How can you manage the workload of such large ongoing projects?
It is a strength of TechnipFMC to be able to assign a large number of workforces in a short period of time. After signing a contract, we are able to work quickly and assemble the team that is necessary within one month. TechnipFMC’s size and agility is an important asset of course.
Additionally, it is very beneficial for us to have several pharma and life sciences centres of excellence here in France. Regarding Usine 2020, we decided to split the project and have overall management based in Paris and the process design in Lyon to help balance the workload.
How internationally active is TechnipFMC’s life sciences business and to what extent can the life sciences side of TechnipFMC capitalize on the group’s international presence to capture new projects?
Being able to leverage the company’s global footprint is absolutely an asset for the life sciences business. For example, we have recently completed Sanofi’s third production site in Algeria and when we were invited to complete this project, we already had the knowledge of the country and a local workforce.

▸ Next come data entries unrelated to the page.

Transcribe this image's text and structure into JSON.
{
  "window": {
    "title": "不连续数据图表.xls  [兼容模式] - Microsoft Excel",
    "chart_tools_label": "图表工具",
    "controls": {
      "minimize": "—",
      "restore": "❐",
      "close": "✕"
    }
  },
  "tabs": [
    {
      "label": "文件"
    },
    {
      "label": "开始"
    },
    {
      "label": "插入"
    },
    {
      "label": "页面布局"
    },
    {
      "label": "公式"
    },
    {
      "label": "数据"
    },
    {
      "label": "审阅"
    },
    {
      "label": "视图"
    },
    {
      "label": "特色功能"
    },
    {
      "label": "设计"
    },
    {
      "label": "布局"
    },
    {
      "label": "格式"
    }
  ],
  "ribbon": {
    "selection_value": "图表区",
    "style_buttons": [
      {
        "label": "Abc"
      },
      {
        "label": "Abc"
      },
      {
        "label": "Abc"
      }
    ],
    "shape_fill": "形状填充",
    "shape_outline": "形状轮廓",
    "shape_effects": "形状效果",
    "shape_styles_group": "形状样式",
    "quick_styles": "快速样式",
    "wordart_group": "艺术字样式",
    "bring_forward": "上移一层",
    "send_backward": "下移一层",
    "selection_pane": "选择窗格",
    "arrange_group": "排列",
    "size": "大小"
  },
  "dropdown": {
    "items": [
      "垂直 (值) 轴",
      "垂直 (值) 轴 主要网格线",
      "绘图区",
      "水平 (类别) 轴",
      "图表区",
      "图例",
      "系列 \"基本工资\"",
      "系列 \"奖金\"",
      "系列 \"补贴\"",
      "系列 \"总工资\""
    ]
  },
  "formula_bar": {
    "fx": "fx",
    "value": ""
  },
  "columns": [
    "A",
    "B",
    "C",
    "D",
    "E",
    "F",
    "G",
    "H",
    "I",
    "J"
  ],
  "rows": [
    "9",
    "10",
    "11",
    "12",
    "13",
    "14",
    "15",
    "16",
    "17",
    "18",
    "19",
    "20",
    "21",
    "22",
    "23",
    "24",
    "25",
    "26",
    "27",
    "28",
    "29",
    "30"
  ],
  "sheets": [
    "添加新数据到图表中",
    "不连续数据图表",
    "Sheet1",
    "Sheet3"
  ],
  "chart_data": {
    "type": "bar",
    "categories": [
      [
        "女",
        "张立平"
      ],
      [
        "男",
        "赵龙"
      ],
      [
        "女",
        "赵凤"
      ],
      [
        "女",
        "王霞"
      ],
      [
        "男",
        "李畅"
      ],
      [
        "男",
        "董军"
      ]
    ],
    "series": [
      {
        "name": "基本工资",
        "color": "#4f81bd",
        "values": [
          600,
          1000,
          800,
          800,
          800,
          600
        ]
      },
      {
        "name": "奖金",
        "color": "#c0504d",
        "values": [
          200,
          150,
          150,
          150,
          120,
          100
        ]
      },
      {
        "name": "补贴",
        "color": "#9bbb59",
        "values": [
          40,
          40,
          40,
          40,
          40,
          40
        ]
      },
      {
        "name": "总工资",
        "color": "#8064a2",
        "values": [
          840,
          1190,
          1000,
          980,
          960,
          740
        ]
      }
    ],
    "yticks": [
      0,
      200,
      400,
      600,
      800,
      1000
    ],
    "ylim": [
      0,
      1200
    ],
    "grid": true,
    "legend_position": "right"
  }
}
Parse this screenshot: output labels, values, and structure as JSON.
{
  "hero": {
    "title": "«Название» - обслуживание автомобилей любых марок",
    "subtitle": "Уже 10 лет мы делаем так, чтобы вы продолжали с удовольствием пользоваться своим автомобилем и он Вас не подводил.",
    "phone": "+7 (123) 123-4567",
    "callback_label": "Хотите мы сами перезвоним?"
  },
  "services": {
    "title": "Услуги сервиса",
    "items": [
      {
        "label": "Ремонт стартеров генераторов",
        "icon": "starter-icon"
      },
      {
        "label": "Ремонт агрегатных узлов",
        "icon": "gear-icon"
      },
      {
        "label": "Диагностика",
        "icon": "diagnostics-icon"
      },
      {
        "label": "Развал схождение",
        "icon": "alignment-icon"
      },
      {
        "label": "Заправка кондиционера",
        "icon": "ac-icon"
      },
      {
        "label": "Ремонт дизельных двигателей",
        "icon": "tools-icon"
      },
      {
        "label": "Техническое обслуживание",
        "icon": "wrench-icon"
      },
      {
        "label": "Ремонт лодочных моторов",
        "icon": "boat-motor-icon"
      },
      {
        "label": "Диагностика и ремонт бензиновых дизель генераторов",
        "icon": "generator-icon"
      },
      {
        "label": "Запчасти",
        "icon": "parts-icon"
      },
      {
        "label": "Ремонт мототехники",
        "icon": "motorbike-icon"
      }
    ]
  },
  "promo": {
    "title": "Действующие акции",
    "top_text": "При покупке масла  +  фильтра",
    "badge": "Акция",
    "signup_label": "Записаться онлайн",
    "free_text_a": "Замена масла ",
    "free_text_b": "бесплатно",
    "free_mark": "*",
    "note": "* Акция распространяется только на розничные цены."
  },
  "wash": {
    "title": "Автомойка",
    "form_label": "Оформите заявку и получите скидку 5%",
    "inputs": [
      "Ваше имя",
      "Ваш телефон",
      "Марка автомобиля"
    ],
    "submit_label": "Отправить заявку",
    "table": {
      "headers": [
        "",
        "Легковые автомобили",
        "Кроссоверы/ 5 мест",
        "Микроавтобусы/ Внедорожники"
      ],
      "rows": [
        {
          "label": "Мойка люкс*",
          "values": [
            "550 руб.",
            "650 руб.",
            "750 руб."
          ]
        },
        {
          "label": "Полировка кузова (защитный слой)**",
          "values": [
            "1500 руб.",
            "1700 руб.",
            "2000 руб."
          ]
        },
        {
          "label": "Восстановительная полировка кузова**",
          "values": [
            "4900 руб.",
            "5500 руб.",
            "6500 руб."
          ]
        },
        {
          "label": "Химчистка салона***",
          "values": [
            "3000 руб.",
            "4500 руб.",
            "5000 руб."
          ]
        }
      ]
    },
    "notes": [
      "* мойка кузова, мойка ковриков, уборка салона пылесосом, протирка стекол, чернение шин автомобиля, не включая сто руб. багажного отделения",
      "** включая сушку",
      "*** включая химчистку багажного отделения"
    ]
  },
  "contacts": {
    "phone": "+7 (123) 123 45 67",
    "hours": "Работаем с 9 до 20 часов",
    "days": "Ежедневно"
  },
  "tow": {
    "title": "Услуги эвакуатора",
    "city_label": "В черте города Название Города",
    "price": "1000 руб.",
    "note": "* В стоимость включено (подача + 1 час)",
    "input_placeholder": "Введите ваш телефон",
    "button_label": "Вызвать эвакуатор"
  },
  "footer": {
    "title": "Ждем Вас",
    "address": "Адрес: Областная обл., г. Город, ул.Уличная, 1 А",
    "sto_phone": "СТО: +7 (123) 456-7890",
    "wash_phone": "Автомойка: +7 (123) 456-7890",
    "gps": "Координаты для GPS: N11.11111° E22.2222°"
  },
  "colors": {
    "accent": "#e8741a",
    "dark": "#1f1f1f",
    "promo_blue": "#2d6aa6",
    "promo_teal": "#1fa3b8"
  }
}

Other international projects that TechnipFMC Life Sciences is working on include a small greenfield for Institut Pasteur in Senegal to produce yellow fever vaccines. in Spain, we are completing a brownfield facility for Boehringer Ingelheim for the production of aerosols. In China, we have some reference greenfield projects for mainly vaccine facilities – we have created a flu vaccine plant for Sanofi Pasteur in Shenzhen. We also completed a vaccine plant for the Chengdu Institute of Biological Products (CDIBP). Very recently, we have done a site master plan for a French client in China for an animal health facility.
How would you describe TechnipFMC’s client base within the life sciences industry?
Our client base is not entirely French dominated. For example, in Algeria, we have worked with AstraZeneca and Pfizer. International players often consider TechnipFMC as a partner of choice to manage projects in French-speaking markets. In general, our main model is to enter into new countries with clients we have already been working with. This way we already have an understanding of their standards and approaches. Today, our challenge is to work more with clients who are not already present in France. We want to be more recognized by clients internationally outside of France.
15 years ago, all production in the life sciences industry was being moved east, but we are seeing more and more production shifted towards the west. What is your opinion of this reverse trend in which companies relocate their production sites that had once been moved to Asia back into Europe?
Indeed, I have witnessed this trend. We just signed a contract for concept design with a customer who is considering relocating their API facility from China to France. The reliability and quality of production that clients can find in Europe, especially in France, is key in their decision-making process.
What strategic vision do you have to further develop TechnipFMC as a household name within the life sciences community for facility construction and project management?
The most important that we can do is to be successful in the current contracts we hold and all our projects moving forward. It has always been my vision to execute projects well and be known as a partner of choice that delivers on client satisfaction. TechnipFMC has many long-term and reoccurring clients.